■ **Problem requirements**: Could you return the data that follows exactly, minus the images?

■ **Exercise data**:
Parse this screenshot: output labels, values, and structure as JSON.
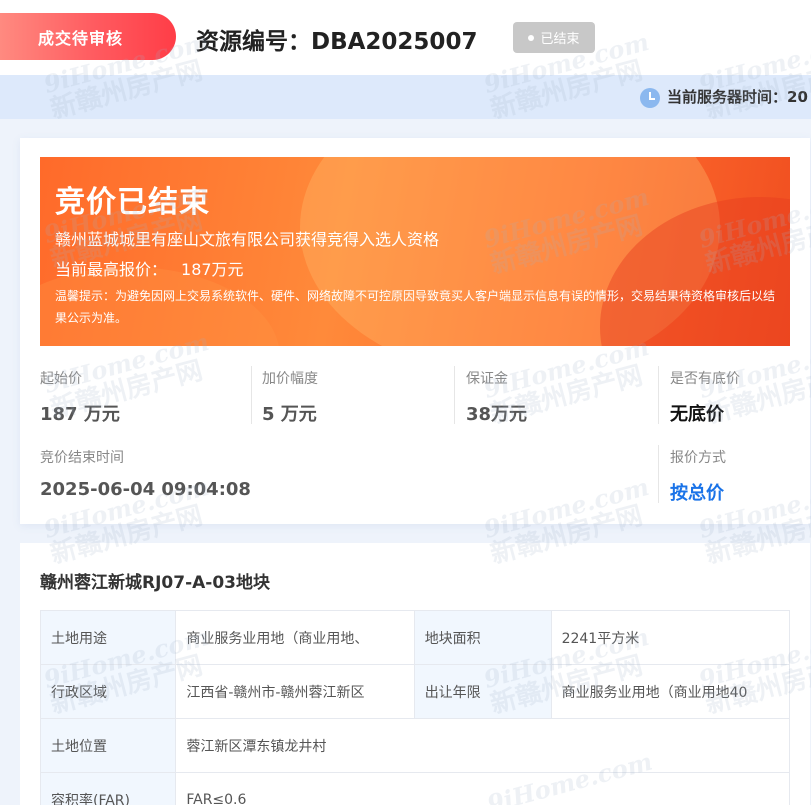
{
  "header": {
    "status_ribbon": "成交待审核",
    "resource_no": "资源编号：DBA2025007",
    "ended_badge": "已结束"
  },
  "time_bar": {
    "label": "当前服务器时间：20"
  },
  "banner": {
    "title": "竞价已结束",
    "winner": "赣州蓝城城里有座山文旅有限公司获得竞得入选人资格",
    "price_label": "当前最高报价：",
    "price_value": "187万元",
    "note": "温馨提示：为避免因网上交易系统软件、硬件、网络故障不可控原因导致竟买人客户端显示信息有误的情形，交易结果待资格审核后以结果公示为准。"
  },
  "auction_info": {
    "starting_price": {
      "label": "起始价",
      "value": "187 万元"
    },
    "increment": {
      "label": "加价幅度",
      "value": "5 万元"
    },
    "deposit": {
      "label": "保证金",
      "value": "38万元"
    },
    "reserve": {
      "label": "是否有底价",
      "value": "无底价"
    },
    "end_time": {
      "label": "竞价结束时间",
      "value": "2025-06-04 09:04:08"
    },
    "bid_method": {
      "label": "报价方式",
      "value": "按总价"
    }
  },
  "plot": {
    "title": "赣州蓉江新城RJ07-A-03地块",
    "rows": [
      {
        "k1": "土地用途",
        "v1": "商业服务业用地（商业用地、",
        "k2": "地块面积",
        "v2": "2241平方米"
      },
      {
        "k1": "行政区域",
        "v1": "江西省-赣州市-赣州蓉江新区",
        "k2": "出让年限",
        "v2": "商业服务业用地（商业用地40"
      },
      {
        "k1": "土地位置",
        "v1": "蓉江新区潭东镇龙井村"
      },
      {
        "k1": "容积率(FAR)",
        "v1": "FAR≤0.6"
      }
    ]
  },
  "watermark": {
    "en": "9iHome.com",
    "cn": "新赣州房产网"
  },
  "colors": {
    "accent_red": "#ff4f55",
    "banner_orange": "#ff7a30",
    "link_blue": "#1a73e8",
    "time_bar_bg": "#dde9fb"
  }
}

■ **Response**:
Parse this screenshot: output labels, values, and structure as JSON.
{
  "header": {
    "status_ribbon": "成交待审核",
    "resource_no": "资源编号：DBA2025007",
    "ended_badge": "已结束"
  },
  "time_bar": {
    "label": "当前服务器时间：20"
  },
  "banner": {
    "title": "竞价已结束",
    "winner": "赣州蓝城城里有座山文旅有限公司获得竞得入选人资格",
    "price_label": "当前最高报价：",
    "price_value": "187万元",
    "note": "温馨提示：为避免因网上交易系统软件、硬件、网络故障不可控原因导致竟买人客户端显示信息有误的情形，交易结果待资格审核后以结果公示为准。"
  },
  "auction_info": {
    "starting_price": {
      "label": "起始价",
      "value": "187 万元"
    },
    "increment": {
      "label": "加价幅度",
      "value": "5 万元"
    },
    "deposit": {
      "label": "保证金",
      "value": "38万元"
    },
    "reserve": {
      "label": "是否有底价",
      "value": "无底价"
    },
    "end_time": {
      "label": "竞价结束时间",
      "value": "2025-06-04 09:04:08"
    },
    "bid_method": {
      "label": "报价方式",
      "value": "按总价"
    }
  },
  "plot": {
    "title": "赣州蓉江新城RJ07-A-03地块",
    "rows": [
      {
        "k1": "土地用途",
        "v1": "商业服务业用地（商业用地、",
        "k2": "地块面积",
        "v2": "2241平方米"
      },
      {
        "k1": "行政区域",
        "v1": "江西省-赣州市-赣州蓉江新区",
        "k2": "出让年限",
        "v2": "商业服务业用地（商业用地40"
      },
      {
        "k1": "土地位置",
        "v1": "蓉江新区潭东镇龙井村"
      },
      {
        "k1": "容积率(FAR)",
        "v1": "FAR≤0.6"
      }
    ]
  },
  "watermark": {
    "en": "9iHome.com",
    "cn": "新赣州房产网"
  },
  "colors": {
    "accent_red": "#ff4f55",
    "banner_orange": "#ff7a30",
    "link_blue": "#1a73e8",
    "time_bar_bg": "#dde9fb"
  }
}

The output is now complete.